**Exercise details**
Only an exact copy of every record counts as an answer.

"""

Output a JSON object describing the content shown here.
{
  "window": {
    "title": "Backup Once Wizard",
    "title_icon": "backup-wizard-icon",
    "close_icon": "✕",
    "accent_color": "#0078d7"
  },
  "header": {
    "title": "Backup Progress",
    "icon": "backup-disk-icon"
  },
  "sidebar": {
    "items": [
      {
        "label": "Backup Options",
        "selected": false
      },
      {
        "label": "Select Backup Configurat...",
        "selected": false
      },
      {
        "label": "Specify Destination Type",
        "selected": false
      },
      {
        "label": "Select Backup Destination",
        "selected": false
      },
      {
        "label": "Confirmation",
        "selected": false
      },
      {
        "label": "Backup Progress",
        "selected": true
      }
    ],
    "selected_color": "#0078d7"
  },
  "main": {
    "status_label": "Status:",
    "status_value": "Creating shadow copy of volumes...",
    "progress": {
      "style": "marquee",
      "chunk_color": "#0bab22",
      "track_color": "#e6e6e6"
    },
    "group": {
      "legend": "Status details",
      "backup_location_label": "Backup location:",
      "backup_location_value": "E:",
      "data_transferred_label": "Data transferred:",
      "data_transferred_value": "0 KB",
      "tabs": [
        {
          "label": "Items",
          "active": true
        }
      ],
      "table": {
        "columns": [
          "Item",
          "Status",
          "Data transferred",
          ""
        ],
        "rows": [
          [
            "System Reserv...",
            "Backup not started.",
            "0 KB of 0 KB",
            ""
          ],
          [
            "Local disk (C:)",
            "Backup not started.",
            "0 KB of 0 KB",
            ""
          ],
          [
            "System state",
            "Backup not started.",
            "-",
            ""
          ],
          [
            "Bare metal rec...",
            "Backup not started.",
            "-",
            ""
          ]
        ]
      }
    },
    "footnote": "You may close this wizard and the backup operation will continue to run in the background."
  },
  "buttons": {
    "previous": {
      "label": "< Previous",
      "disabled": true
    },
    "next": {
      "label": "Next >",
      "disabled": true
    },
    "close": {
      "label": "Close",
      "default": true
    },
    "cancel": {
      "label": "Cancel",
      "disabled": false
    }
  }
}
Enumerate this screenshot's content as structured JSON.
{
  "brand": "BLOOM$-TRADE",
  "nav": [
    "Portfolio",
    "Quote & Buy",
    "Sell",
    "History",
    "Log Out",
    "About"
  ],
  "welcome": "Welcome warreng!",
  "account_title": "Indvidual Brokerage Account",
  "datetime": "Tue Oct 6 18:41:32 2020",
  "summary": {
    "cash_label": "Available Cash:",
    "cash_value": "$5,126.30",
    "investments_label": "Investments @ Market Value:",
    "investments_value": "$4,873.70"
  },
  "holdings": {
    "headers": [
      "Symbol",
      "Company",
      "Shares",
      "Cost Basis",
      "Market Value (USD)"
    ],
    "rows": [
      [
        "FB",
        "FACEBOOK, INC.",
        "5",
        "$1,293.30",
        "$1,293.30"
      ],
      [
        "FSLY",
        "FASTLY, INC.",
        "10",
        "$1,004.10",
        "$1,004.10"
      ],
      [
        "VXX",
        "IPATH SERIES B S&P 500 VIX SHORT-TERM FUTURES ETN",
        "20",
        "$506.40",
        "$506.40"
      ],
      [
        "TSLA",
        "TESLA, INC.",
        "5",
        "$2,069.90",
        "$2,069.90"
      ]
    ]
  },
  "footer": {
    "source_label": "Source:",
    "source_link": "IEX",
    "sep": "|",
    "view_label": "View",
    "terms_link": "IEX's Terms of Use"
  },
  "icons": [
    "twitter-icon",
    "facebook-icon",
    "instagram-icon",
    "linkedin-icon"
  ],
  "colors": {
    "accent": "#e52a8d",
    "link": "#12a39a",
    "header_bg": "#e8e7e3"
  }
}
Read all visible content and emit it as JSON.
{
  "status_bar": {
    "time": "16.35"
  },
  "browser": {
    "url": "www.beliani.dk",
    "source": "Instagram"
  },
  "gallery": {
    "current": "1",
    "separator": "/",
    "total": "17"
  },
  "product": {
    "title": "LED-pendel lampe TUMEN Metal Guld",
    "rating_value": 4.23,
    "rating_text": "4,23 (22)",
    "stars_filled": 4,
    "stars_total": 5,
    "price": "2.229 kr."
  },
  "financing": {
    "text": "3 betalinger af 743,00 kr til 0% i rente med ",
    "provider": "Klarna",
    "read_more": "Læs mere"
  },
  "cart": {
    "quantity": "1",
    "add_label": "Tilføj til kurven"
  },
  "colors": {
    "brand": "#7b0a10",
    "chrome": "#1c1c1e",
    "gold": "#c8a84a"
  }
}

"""

**Answer section**
Output a JSON object describing the content shown here.
{
  "window": {
    "title": "Backup Once Wizard",
    "title_icon": "backup-wizard-icon",
    "close_icon": "✕",
    "accent_color": "#0078d7"
  },
  "header": {
    "title": "Backup Progress",
    "icon": "backup-disk-icon"
  },
  "sidebar": {
    "items": [
      {
        "label": "Backup Options",
        "selected": false
      },
      {
        "label": "Select Backup Configurat...",
        "selected": false
      },
      {
        "label": "Specify Destination Type",
        "selected": false
      },
      {
        "label": "Select Backup Destination",
        "selected": false
      },
      {
        "label": "Confirmation",
        "selected": false
      },
      {
        "label": "Backup Progress",
        "selected": true
      }
    ],
    "selected_color": "#0078d7"
  },
  "main": {
    "status_label": "Status:",
    "status_value": "Creating shadow copy of volumes...",
    "progress": {
      "style": "marquee",
      "chunk_color": "#0bab22",
      "track_color": "#e6e6e6"
    },
    "group": {
      "legend": "Status details",
      "backup_location_label": "Backup location:",
      "backup_location_value": "E:",
      "data_transferred_label": "Data transferred:",
      "data_transferred_value": "0 KB",
      "tabs": [
        {
          "label": "Items",
          "active": true
        }
      ],
      "table": {
        "columns": [
          "Item",
          "Status",
          "Data transferred",
          ""
        ],
        "rows": [
          [
            "System Reserv...",
            "Backup not started.",
            "0 KB of 0 KB",
            ""
          ],
          [
            "Local disk (C:)",
            "Backup not started.",
            "0 KB of 0 KB",
            ""
          ],
          [
            "System state",
            "Backup not started.",
            "-",
            ""
          ],
          [
            "Bare metal rec...",
            "Backup not started.",
            "-",
            ""
          ]
        ]
      }
    },
    "footnote": "You may close this wizard and the backup operation will continue to run in the background."
  },
  "buttons": {
    "previous": {
      "label": "< Previous",
      "disabled": true
    },
    "next": {
      "label": "Next >",
      "disabled": true
    },
    "close": {
      "label": "Close",
      "default": true
    },
    "cancel": {
      "label": "Cancel",
      "disabled": false
    }
  }
}
Enumerate this screenshot's content as structured JSON.
{
  "brand": "BLOOM$-TRADE",
  "nav": [
    "Portfolio",
    "Quote & Buy",
    "Sell",
    "History",
    "Log Out",
    "About"
  ],
  "welcome": "Welcome warreng!",
  "account_title": "Indvidual Brokerage Account",
  "datetime": "Tue Oct 6 18:41:32 2020",
  "summary": {
    "cash_label": "Available Cash:",
    "cash_value": "$5,126.30",
    "investments_label": "Investments @ Market Value:",
    "investments_value": "$4,873.70"
  },
  "holdings": {
    "headers": [
      "Symbol",
      "Company",
      "Shares",
      "Cost Basis",
      "Market Value (USD)"
    ],
    "rows": [
      [
        "FB",
        "FACEBOOK, INC.",
        "5",
        "$1,293.30",
        "$1,293.30"
      ],
      [
        "FSLY",
        "FASTLY, INC.",
        "10",
        "$1,004.10",
        "$1,004.10"
      ],
      [
        "VXX",
        "IPATH SERIES B S&P 500 VIX SHORT-TERM FUTURES ETN",
        "20",
        "$506.40",
        "$506.40"
      ],
      [
        "TSLA",
        "TESLA, INC.",
        "5",
        "$2,069.90",
        "$2,069.90"
      ]
    ]
  },
  "footer": {
    "source_label": "Source:",
    "source_link": "IEX",
    "sep": "|",
    "view_label": "View",
    "terms_link": "IEX's Terms of Use"
  },
  "icons": [
    "twitter-icon",
    "facebook-icon",
    "instagram-icon",
    "linkedin-icon"
  ],
  "colors": {
    "accent": "#e52a8d",
    "link": "#12a39a",
    "header_bg": "#e8e7e3"
  }
}
Read all visible content and emit it as JSON.
{
  "status_bar": {
    "time": "16.35"
  },
  "browser": {
    "url": "www.beliani.dk",
    "source": "Instagram"
  },
  "gallery": {
    "current": "1",
    "separator": "/",
    "total": "17"
  },
  "product": {
    "title": "LED-pendel lampe TUMEN Metal Guld",
    "rating_value": 4.23,
    "rating_text": "4,23 (22)",
    "stars_filled": 4,
    "stars_total": 5,
    "price": "2.229 kr."
  },
  "financing": {
    "text": "3 betalinger af 743,00 kr til 0% i rente med ",
    "provider": "Klarna",
    "read_more": "Læs mere"
  },
  "cart": {
    "quantity": "1",
    "add_label": "Tilføj til kurven"
  },
  "colors": {
    "brand": "#7b0a10",
    "chrome": "#1c1c1e",
    "gold": "#c8a84a"
  }
}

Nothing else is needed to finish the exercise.